The pit is a physical reminder of the unrealized promise of the Spire, but its imagery also reflects the depth of its city's financial despair.

Behind a veneer of affluence, gilded by the prosperity and staying power of neighborhoods such as the Gold Coast, River North and Lincoln Park, the city's foundation is crumbling beneath the weight of perilous debt. Chicago and its sister governments are officially on the hook for more than $32 billion in unfunded pension debt. With just over a million households in the city, that staggering figure means each Chicago household is on the hook for $32,000 to cover these liabilities. Chicago's pension debt exceeds the state's total proposed operating budget for the upcoming fiscal year.

At the same time the city's obligations are skyrocketing, its population is growing at a snail's pace, gaining just 6,000 residents in 2013 after a decade of population decline. With 2.7 million residents as of 2013, Chicago's population is the same as it was in 1920.

But the city used to be a beacon of hope and prosperity.

In 1884, more than 120 years before the Spire project was unveiled, Chicago became the birthplace of the skyscraper upon the completion of the 10-story Home Insurance Building.

In 1916 author Carl Sandburg gave birth to the nickname, "the city of big shoulders," a nod to Chicago's grit and work ethic. By 1890, its population topped 1 million, and it was the fastest growing city in the world. The year before, it had officially become the second-biggest city in the country, according to records from the University of Illinois at Chicago.

Business was booming then, driven mostly by the growth of railroads. Continued rail growth led to the birth of the Union Stockyards, a centralized slaughterhouse built to accommodate Chicago's growth in the livestock industry. Around 1900, Chicago's meatpacking industry employed more than 25,000 people and produced 82 percent of the meat consumed in the United States, according to the Chicago History Museum. The late 1800s and early 1900s were also the era of the iconic State Street Marshall Field & Co., originally a dry goods store that eventually became one of the biggest department stores in the country.

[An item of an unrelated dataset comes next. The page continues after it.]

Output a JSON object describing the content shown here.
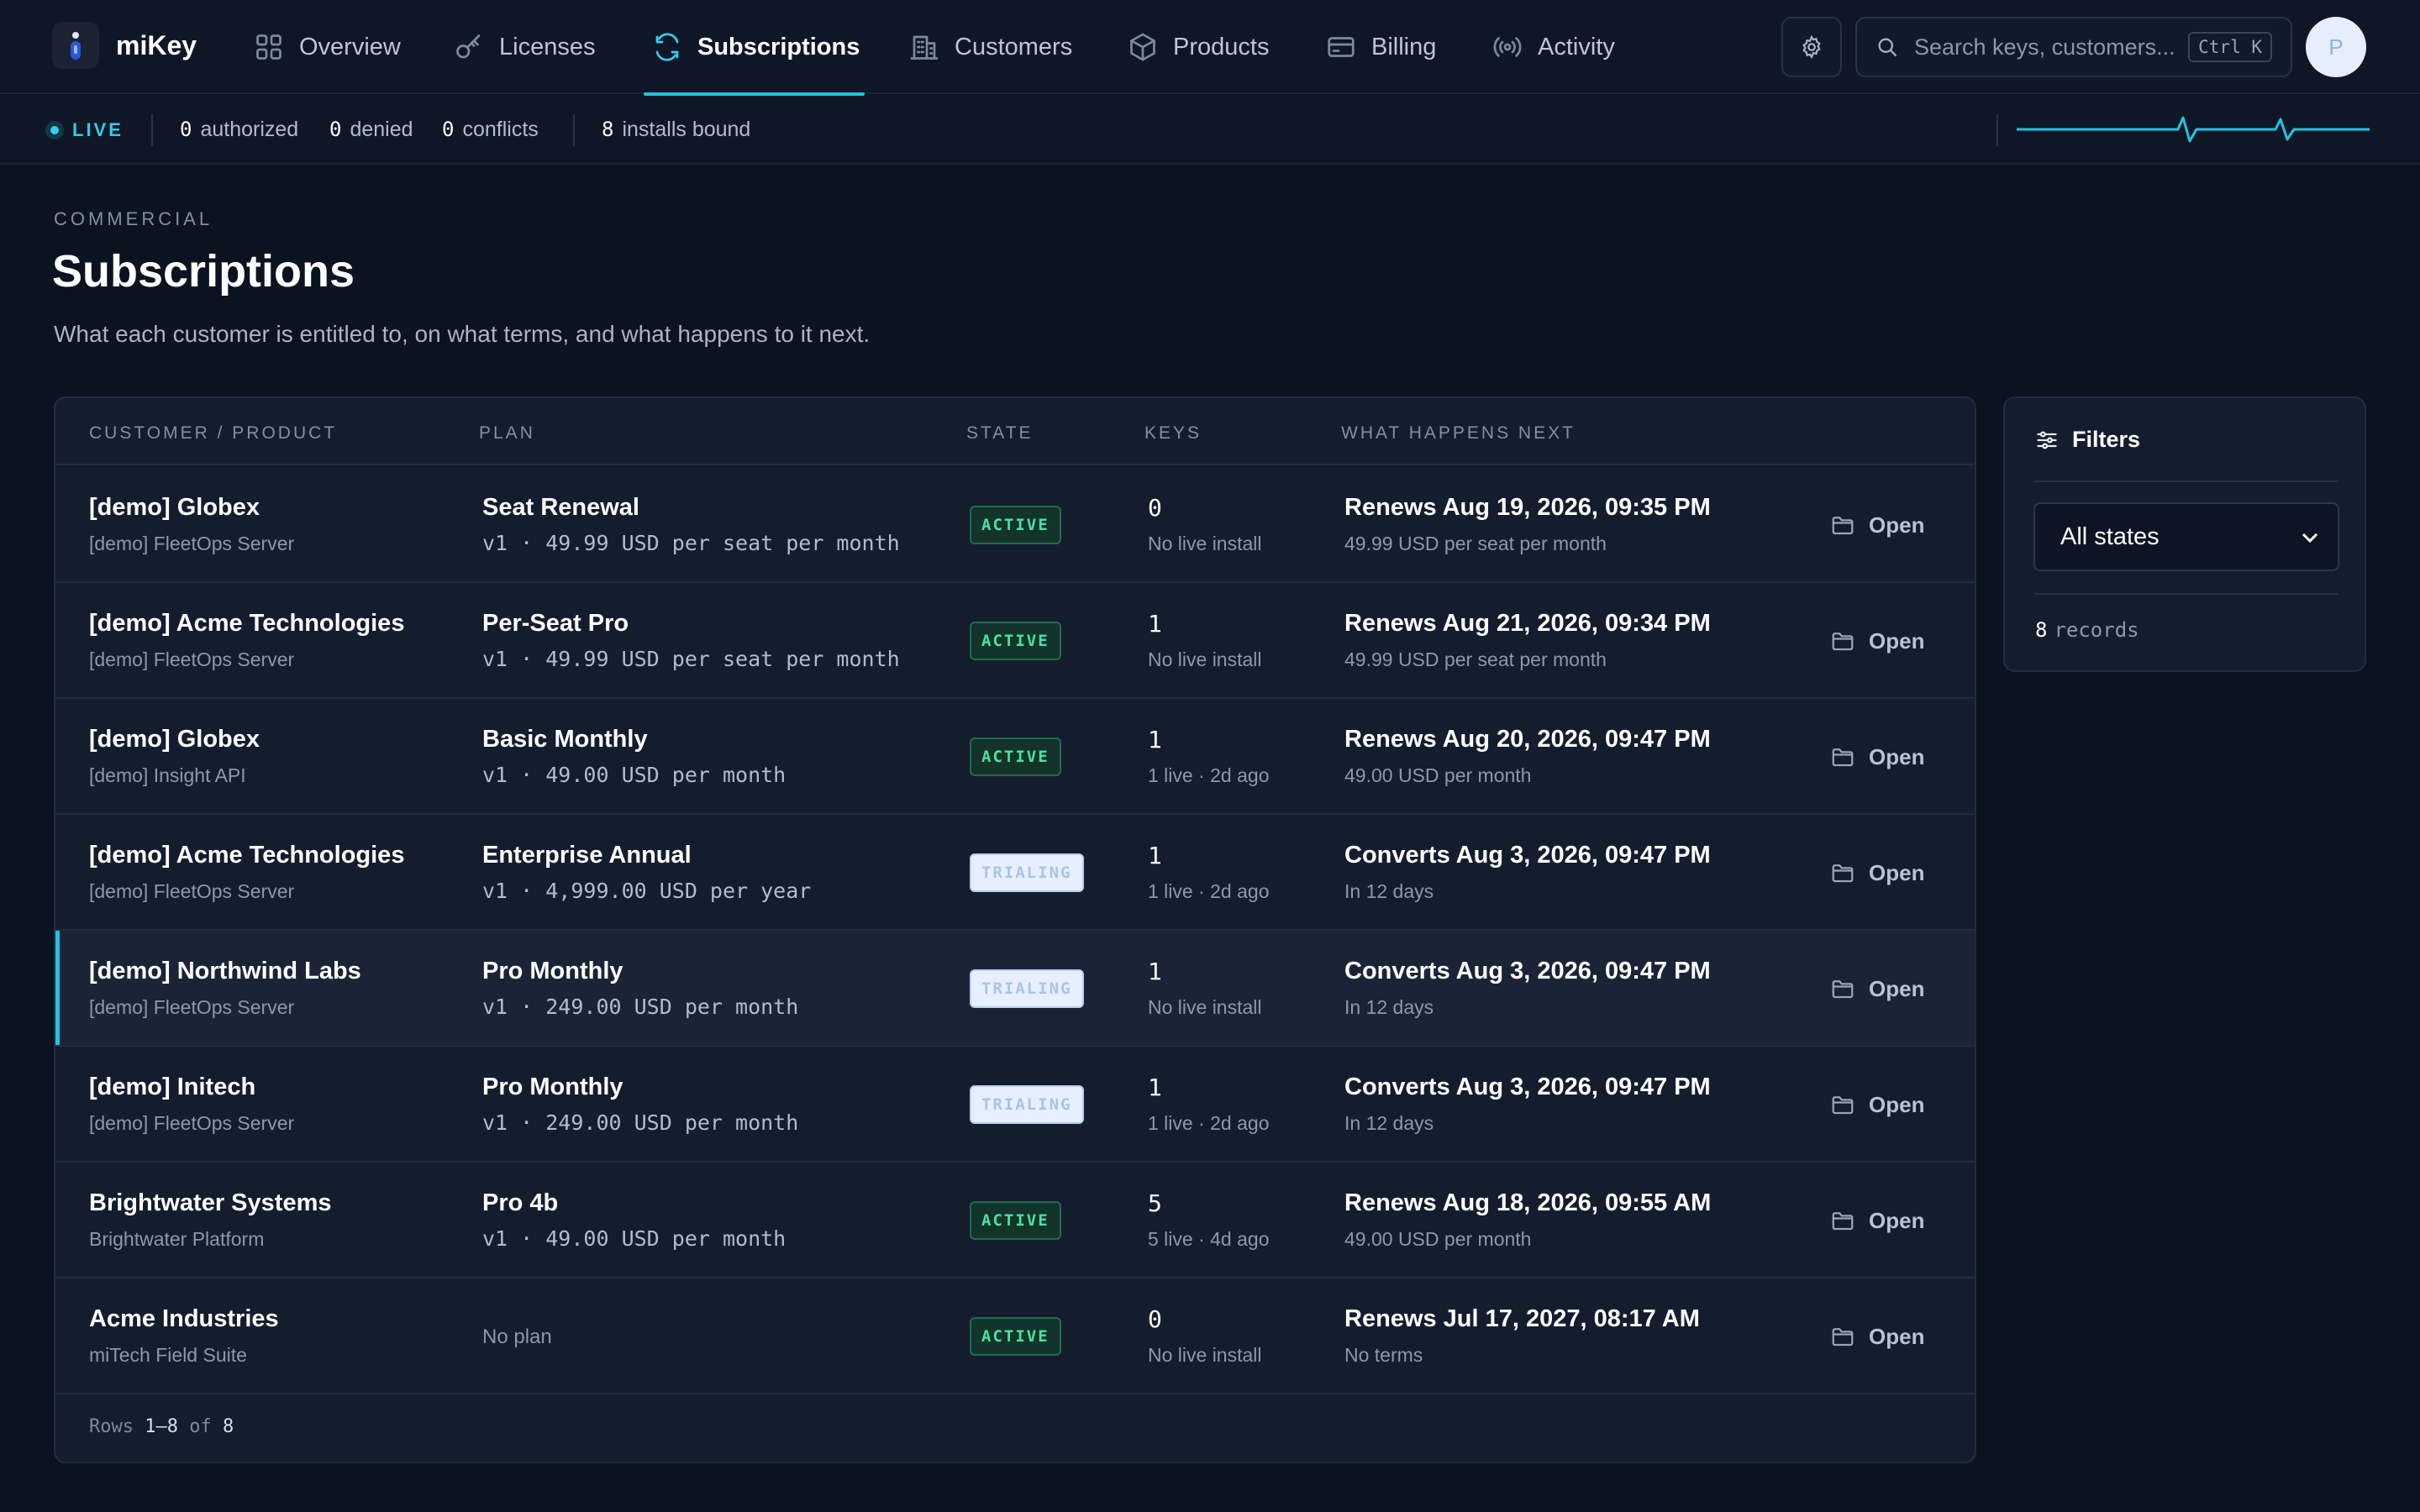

Chicago was a center of commerce and culture, a booming hub where East met West.

But today, despite activity on the tech front, job opportunities are scarce. The Chicago area has 46,000 fewer people working compared to before the Great Recession, according to the Bureau of Labor Statistics.

In 1851, writers at the Chicago Tribune wrote in the "Annual Review of Commerce" something that still holds true today:

"Essential to the prosperity of cities ... It matters but little how great the natural advantages with respect to a location upon navigable water, if [cities] fail to avail themselves of this new element of power, a decline is inevitable."

Back then the "essential power" was the railroad, and the Tribune writers recognized that this industry would serve as the driver behind future prosperity. Today, economic drivers that would make the city great once more are set back on multiple fronts: the city buries would-be entrepreneurs in paperwork for the fees and permits required to set up shop; it can take weeks or months just to get approval from City Council to start a business; and anyone thinking of opening a business here has to consider the prospect of having to shoulder the city's heavy debt burden if City Hall can't embrace reform.

The Spire and those who held its financial obligations filed for bankruptcy in 2013. They owed $77.3 million on the project, according to the Chicago Tribune. Without swift action, the city could suffer a similar fate.

Unlike the Spire, Chicago doesn't have to keep sinking. If city officials change the way Chicago handles spending and debt, as well as how it fosters business and jobs growth, the city of big shoulders can boom once more.